If you have been experiencing upper gastrointestinal bleeding, pain, problems swallowing, nausea, persistent heartburn, unexplained weight loss, anemia, or nutritional deficiencies, your doctor may perform an upper GI endoscopy.
To perform an upper GI (gastrointestinal) endoscopy, your doctor inserts an endoscope—a flexible tube with a light and a camera—down your esophagus. The endoscope allows the doctor to gather information about your upper gastrointestinal tract, do a biopsy to find cancer, and perform other procedures as needed.
Prior to the Procedure
The procedure uses a mild sedative and involves examining the inner lining of your esophagus, duodenum, and stomach, so you will need to be prepared in advance. Before the procedure, you should:
- Avoid eating, drinking, smoking, or chewing gum within 8 hours prior to the procedure
- Arrange for a ride home since you’ll be under the influence of the sedatives for about 24 hours
- Plan to rest for the remainder of the day
Also, make certain your doctor is aware of any medical conditions and medications you’re taking since they may interact with the sedatives.
What to Expect
A GI endoscopy is performed at a hospital as an outpatient procedure. The steps your doctor will follow for this procedure include:
- Through IV, you’ll be administered a sedative to keep you relaxed
- You’ll get either a liquid anesthetic to gargle or a spray anesthetic for the back of your throat to numb the area and prevent you from gagging
- The doctor will ask you to lie on your side, at which point the endoscope will be fed down your throat

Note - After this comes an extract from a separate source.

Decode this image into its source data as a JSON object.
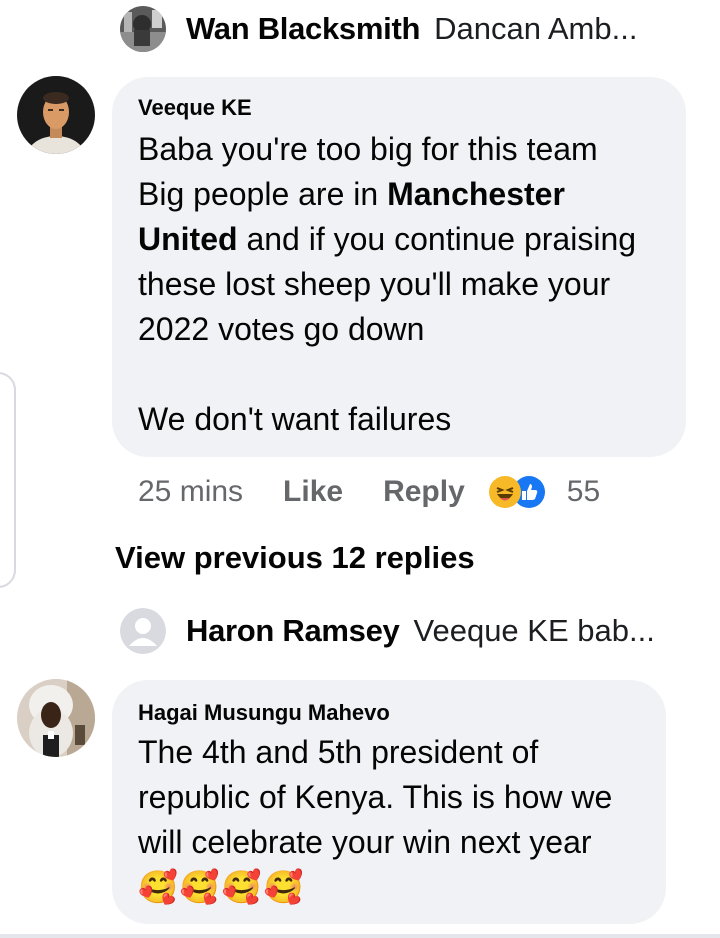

- During the endoscopy, your doctor may perform other procedures as mentioned above
You don’t need to worry about choking or gagging—the procedure does not affect your breathing at all. In many cases, people will actually fall asleep during the procedure. Once it’s complete, you’ll stay at the hospital for an hour or two to let the sedative wear off, after which you’ll be able to head home.